By: Joe Fleming from Vive Health
Tendonitis can occur in almost any muscle that’s used for a repetitive activity or that’s damaged in a trauma injury, making it one of the most common muscle injuries.
Although it is a little more common in people over 40 who are in poor physical condition, anyone can sustain one of these injuries at almost any time.
The best way to avoid tendonitis is to take some preventative steps.
But if you do sustain one of these injuries, recovery is usually not too difficult as long as you have a plan and stick to that plan.
What is tendonitis?
Tendons are the tissues that connect muscles to bones.
In certain situations, these tissues become inflamed.
Inflammation that leads to tendonitis is most commonly caused by repeated, small strains to a muscle's tendon in a specific way.
That might look like straining the muscle doing the same movement pattern over and over again, even if the movement is being done "correctly."
This inflammation usually causes intense pain and temporary loss of function in the joint.
Common Tendonitis Types
Some of the most common types are:
Medial Epicondylitis: Otherwise known as "golfer’s elbow," this affects the inside of the elbow joint. Typically an incorrect grip, as opposed to the elbow’s use, causes this injury. It’s most common among golfers, hence the nickname.
Lateral Epicondylitis: This one also has a common nickname: "tennis elbow." Lateral epicondylitis affects the outside of the elbow joint. In addition to poor grip, repetitive elbow motion can cause this injury. Although not terribly serious, tennis elbow usually does take a little longer to heal than other kinds of tendonitis.
Radial Styloid Tenosynovitis: De Quervain's tenosynovitis affects the tendons on the thumb side of the hand. Repetitive typing or some other vocational-type activity almost always causes this injury.
Impingement Syndrome: "Swimmer’s shoulder" usually affects any athlete who uses their shoulders a lot, such as swimmers, baseball players, and weightlifters. With every movement, the tendon grates against the shoulder blade, and over time, the repetitive stress can trigger a tendonitis injury.
Achilles Tendonitis: Heel tendonitis is quite common among middle-aged people who get little exercise during the week but play sports or engage in other rather intense physical activity on the weekends. If left untreated or not treated properly, scar tissue will replace the tendon, perhaps causing permanent loss of motion.
Wrist Tendonitis: Repetitive hand and fine motor skill use (think turning a wrench) often inflames wrist tendons. Typically, the wrist is stiff in the mornings and painful during later hours.

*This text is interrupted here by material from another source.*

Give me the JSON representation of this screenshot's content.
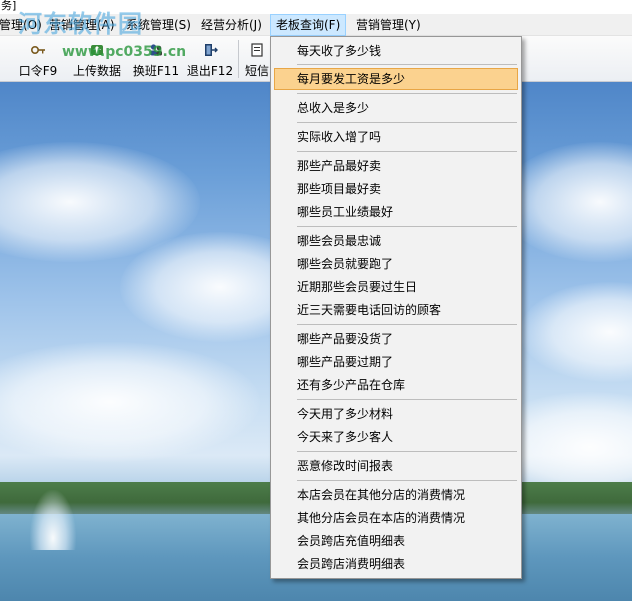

Patellar Tendonitis: Volleyball players, basketball players, and other athletes who jump a lot are at risk for knee or hamstring tendonitis, which are also known as Sinding-Larsen-Johansson disease. This is largely because the tendon that connects the knee to the shinbone is already one of the most frequently-used tendons in the body. Click here to read more about hamstring tendonitis.
In a few cases, infections from dog bites and other such wounds can also cause tendonitis.
These cases would be much more infrequent and require specialized attention other than the protocols developed for most of the common tendonitis cases listed above.
When we take up a new hobby, like gardening, or start new exercise programs, we are excited and tend to do too much too fast.
Similarly, when we play sports, we play to win.
Overexertion like this nearly always causes tendonitis, especially in people over 40.
So don’t lose yourself in that new hobby completely! If you love it, obviously you want to be able to do it for a long time.
Be cautious when beginning a new exercise program.
Start with a low number of low-intensity repetitions, and work your way up to heavier loads or higher repetitions.
And always warm up, perhaps by light jogging, before participating in sports.
Another natural tendency is the inclination to “play through the pain” so as to not let down our teammates or not fall behind on our exercise schedules.
These are worthwhile goals, but if you feel a sharp pain in your joints, it will almost certainly get a lot worse unless you stop.
Paying attention to your body, even when it's "just a dull ache" is the best way to make sure to prevent tendonitis and continue doing the physical activities you love for a long time.
With the exception of tennis elbow, which may take a couple of months to heal, most types of tendonitis will heal within about a month if your recovery plan has the following elements:
Immobilization: Items like wrist braces, knee braces, and thumb braces immobilize the joint to prevent further injury, provide compression to decrease swelling, and support the area while the tendon heals.
Ice: Fifteen to twenty minutes of cold therapy a day will not only reduce inflammation and swelling, but also relieve pain.
Do not resume previous activities until the injury is 100 percent healed, but after about the first two weeks of recovery, it may be okay to use the joint a little, perhaps by exercising it to speed healing.
In sum, you have the power to both prevent and overcome the different types of tendonitis.
Just be smart, listen to your body, and make sure to take adequate recovery time between physical bouts to let the body heal. Switching up what you do for workouts daily will be a simple and effective strategy to do just that!
And as always, consult a physician if you believe you are having symptoms of tendonitis to determine the best treatment protocol for you.